Remembering Every Night
Original Title: Subete no Yoru wo Omoidasu
JAPAN | 2022 | Drama | 116min
Director: Yui Kiyohara
Screenplay: Yui Kiyohara
Cinematography: Yukiko Iioka
Editing: Azusa Yamazaki
Music: Jon no son
Sound Design: Young Chang Hwang
Production Design: Shinpei Inoue
Costumes: Kei Taguchi
Make-Up: Rie Ooya
Assistant Director: Satoshi Noboriyama
Production Manager: Atsuko Senda
Producer: Mayumi Amano
Starring: Kumi Hyodo, Minami Ohba, Ai Mikami, Guama Uchida, Tadashi Okuno, Shintaro Yuya, Mizuho Nojima
PFF PARTNERS (Pia/HoriPro Inc./NIKKATSU) /PFF General Incorporated Association
A story of three women, weaved in the "Tama New Town" suburbs of Tokyo, opened in 1971 as the country's largest-ever residential housing project. One person's precious memory resonates through one day in the life of another.
73rd Berlinale Forum Section
Pia Film Festival (PFF) 2022

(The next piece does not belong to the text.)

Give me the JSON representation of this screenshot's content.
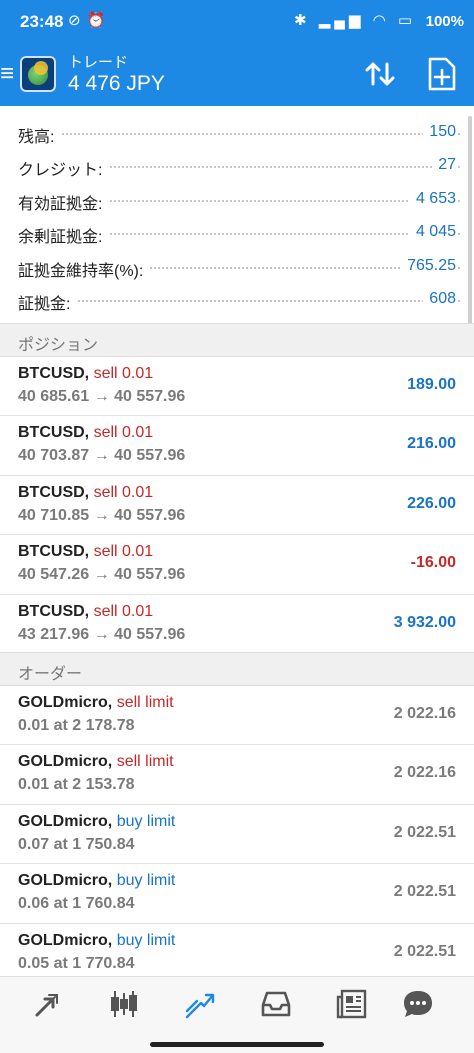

“Over two years ago, in the early days of the COVID-19 pandemic when the first state of emergency declaration was enacted, I lived life at home for the most part. When I did venture out, I didn’t use trains and instead rode my bicycle everywhere. A visit to a friend that was normally a 10-minute train ride now took closer to an hour. But it wasn’t only a matter of extended time—I also experienced completely new scenery along the way. This distance brought about various emotions, feeling unable to meet a person who’s too far away, or the sense of separation even if you do meet them. Spending my days wondering about the lengths I had to travel to meet someone inspired the idea for this film.”
The above paragraph was written as the opening thoughts of the statement for my previous film project, which was supposed to be shot last year. Due to various circumstances, filming was postponed, but the sentiments were incorporated in the fresh start of Remembering Every Night. My experience of “distance” took on a new form as the basis of this film, so I felt the text was worth quoting here.

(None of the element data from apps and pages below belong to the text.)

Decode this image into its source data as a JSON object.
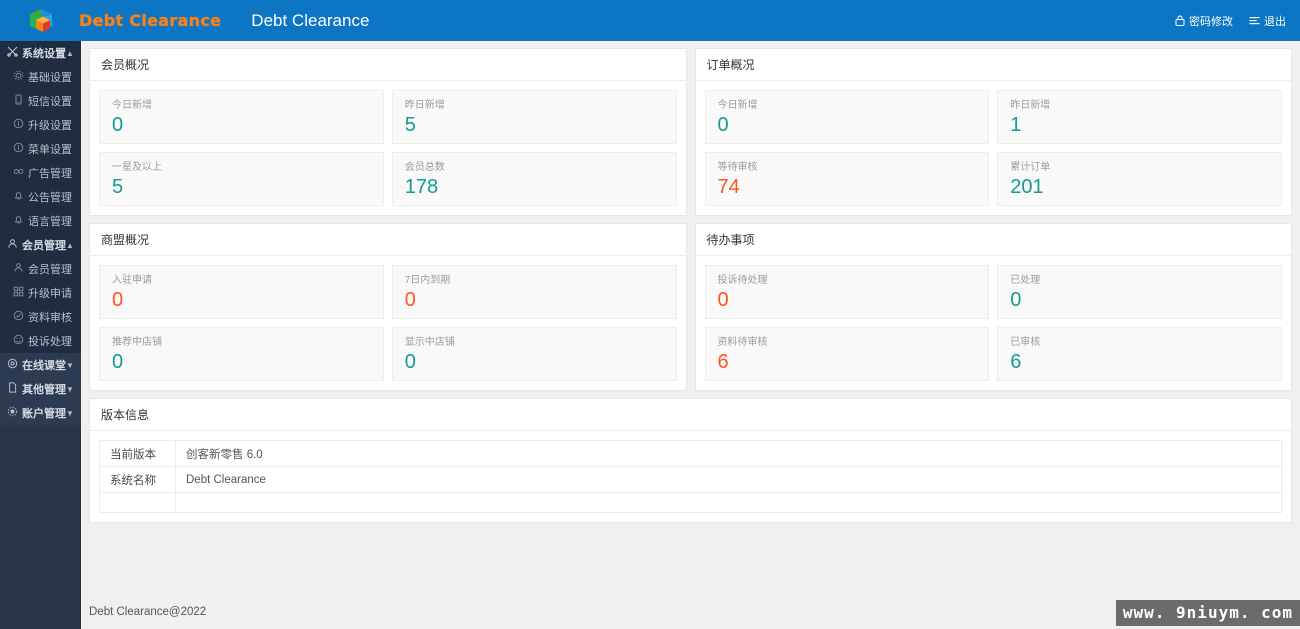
{
  "header": {
    "brand_wordmark": "Debt Clearance",
    "system_title": "Debt Clearance",
    "logo_icon": "cube-logo-icon",
    "actions": [
      {
        "label": "密码修改",
        "icon": "lock-icon"
      },
      {
        "label": "退出",
        "icon": "exit-icon"
      }
    ]
  },
  "sidebar": {
    "groups": [
      {
        "label": "系统设置",
        "icon": "scissors-icon",
        "expanded": true,
        "caret": "▲",
        "items": [
          {
            "label": "基础设置",
            "icon": "gear-icon"
          },
          {
            "label": "短信设置",
            "icon": "mobile-icon"
          },
          {
            "label": "升级设置",
            "icon": "info-circle-icon"
          },
          {
            "label": "菜单设置",
            "icon": "info-circle-icon"
          },
          {
            "label": "广告管理",
            "icon": "infinity-icon"
          },
          {
            "label": "公告管理",
            "icon": "bell-icon"
          },
          {
            "label": "语言管理",
            "icon": "bell-icon"
          }
        ]
      },
      {
        "label": "会员管理",
        "icon": "user-icon",
        "expanded": true,
        "caret": "▲",
        "items": [
          {
            "label": "会员管理",
            "icon": "person-icon"
          },
          {
            "label": "升级申请",
            "icon": "grid-icon"
          },
          {
            "label": "资料审核",
            "icon": "check-circle-icon"
          },
          {
            "label": "投诉处理",
            "icon": "smiley-icon"
          }
        ]
      },
      {
        "label": "在线课堂",
        "icon": "target-icon",
        "expanded": false,
        "caret": "▼",
        "items": []
      },
      {
        "label": "其他管理",
        "icon": "file-icon",
        "expanded": false,
        "caret": "▼",
        "items": []
      },
      {
        "label": "账户管理",
        "icon": "gear-alt-icon",
        "expanded": false,
        "caret": "▼",
        "items": []
      }
    ]
  },
  "panels": {
    "members": {
      "title": "会员概况",
      "tiles": [
        {
          "label": "今日新增",
          "value": "0",
          "color": "teal"
        },
        {
          "label": "昨日新增",
          "value": "5",
          "color": "teal"
        },
        {
          "label": "一星及以上",
          "value": "5",
          "color": "teal"
        },
        {
          "label": "会员总数",
          "value": "178",
          "color": "teal"
        }
      ]
    },
    "orders": {
      "title": "订单概况",
      "tiles": [
        {
          "label": "今日新增",
          "value": "0",
          "color": "teal"
        },
        {
          "label": "昨日新增",
          "value": "1",
          "color": "teal"
        },
        {
          "label": "等待审核",
          "value": "74",
          "color": "orange"
        },
        {
          "label": "累计订单",
          "value": "201",
          "color": "teal"
        }
      ]
    },
    "merchants": {
      "title": "商盟概况",
      "tiles": [
        {
          "label": "入驻申请",
          "value": "0",
          "color": "orange"
        },
        {
          "label": "7日内到期",
          "value": "0",
          "color": "orange"
        },
        {
          "label": "推荐中店铺",
          "value": "0",
          "color": "teal"
        },
        {
          "label": "显示中店铺",
          "value": "0",
          "color": "teal"
        }
      ]
    },
    "todo": {
      "title": "待办事项",
      "tiles": [
        {
          "label": "投诉待处理",
          "value": "0",
          "color": "orange"
        },
        {
          "label": "已处理",
          "value": "0",
          "color": "teal"
        },
        {
          "label": "资料待审核",
          "value": "6",
          "color": "orange"
        },
        {
          "label": "已审核",
          "value": "6",
          "color": "teal"
        }
      ]
    },
    "version": {
      "title": "版本信息",
      "rows": [
        {
          "key": "当前版本",
          "value": "创客新零售 6.0"
        },
        {
          "key": "系统名称",
          "value": "Debt Clearance"
        },
        {
          "key": "",
          "value": ""
        }
      ]
    }
  },
  "footer": {
    "copyright": "Debt Clearance@2022",
    "watermark": "www. 9niuym. com"
  },
  "colors": {
    "header_blue": "#0d76c4",
    "sidebar_dark": "#27344a",
    "accent_teal": "#119d91",
    "accent_orange": "#ff551b",
    "brand_orange": "#f5821f"
  }
}
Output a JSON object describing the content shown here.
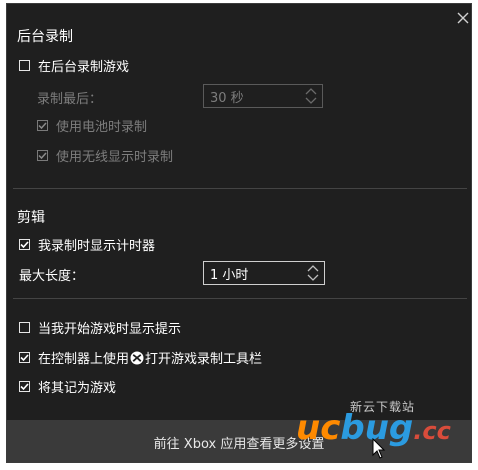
{
  "background_recording": {
    "title": "后台录制",
    "record_in_background": {
      "label": "在后台录制游戏",
      "checked": false
    },
    "record_last": {
      "label": "录制最后：",
      "value": "30 秒",
      "disabled": true
    },
    "use_battery": {
      "label": "使用电池时录制",
      "checked": true,
      "disabled": true
    },
    "use_wireless_display": {
      "label": "使用无线显示时录制",
      "checked": true,
      "disabled": true
    }
  },
  "clips": {
    "title": "剪辑",
    "show_timer": {
      "label": "我录制时显示计时器",
      "checked": true
    },
    "max_length": {
      "label": "最大长度：",
      "value": "1 小时"
    }
  },
  "options": {
    "show_tips": {
      "label": "当我开始游戏时显示提示",
      "checked": false
    },
    "controller": {
      "label_before": "在控制器上使用",
      "label_after": "打开游戏录制工具栏",
      "checked": true,
      "icon": "xbox-icon"
    },
    "remember_game": {
      "label": "将其记为游戏",
      "checked": true
    }
  },
  "footer": {
    "label": "前往 Xbox 应用查看更多设置"
  },
  "watermark": {
    "small": "新云下载站",
    "uc": "uc",
    "bug": "bug",
    "cc": ".cc"
  },
  "colors": {
    "background": "#1f1f1f",
    "footer": "#3a3a3a",
    "text": "#ffffff",
    "disabled": "#7d7d7d",
    "divider": "#444444"
  }
}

The protagonists of Remembering Every Night are three women in different stages of their lives—their 20s, 30s, and 40s. They live in a satellite city of Tokyo known as Tama New Town. Unlike the women of the past, the three protagonists are not aiming to build the community in solidarity. They’re each burdened with their own worries and feelings of isolation. Throughout the day they run into some people by chance, wait for others, and aren’t able to meet the ones they wanted to. Although they live in close proximity, they do not know each other. However, they recognize each other’s movements through the district, and the vestiges of their accumulated time spent leads to small transformations. I wondered if I could make a film where the fragments of the three women’s days resonate with each other.
To the outside world the three women may seem isolated, but by walking, encountering others and reflecting on the things important to themselves, they contemplate the distances that separate them and what lies between. While walking itself may not decrease these distances, they may become conscious of them for the first time. Against the backdrop of the town’s repetitive terrain, where these women struggle to move forward in their lives, I desire to see what new views and emotions are born.
KIYOHARA Yui was born in Tokyo in 1992. Our House, her feature debut, won the Grand Prize at the Pia Film Festival in 2017 and internationally premiered at the 68th Berlin International Film Festival in the Forum section. It went to the 18th Curitiba International Film Festival and won the Grand prix. It also won the best director of the 2018 Asian New Talent Award in Shanghai.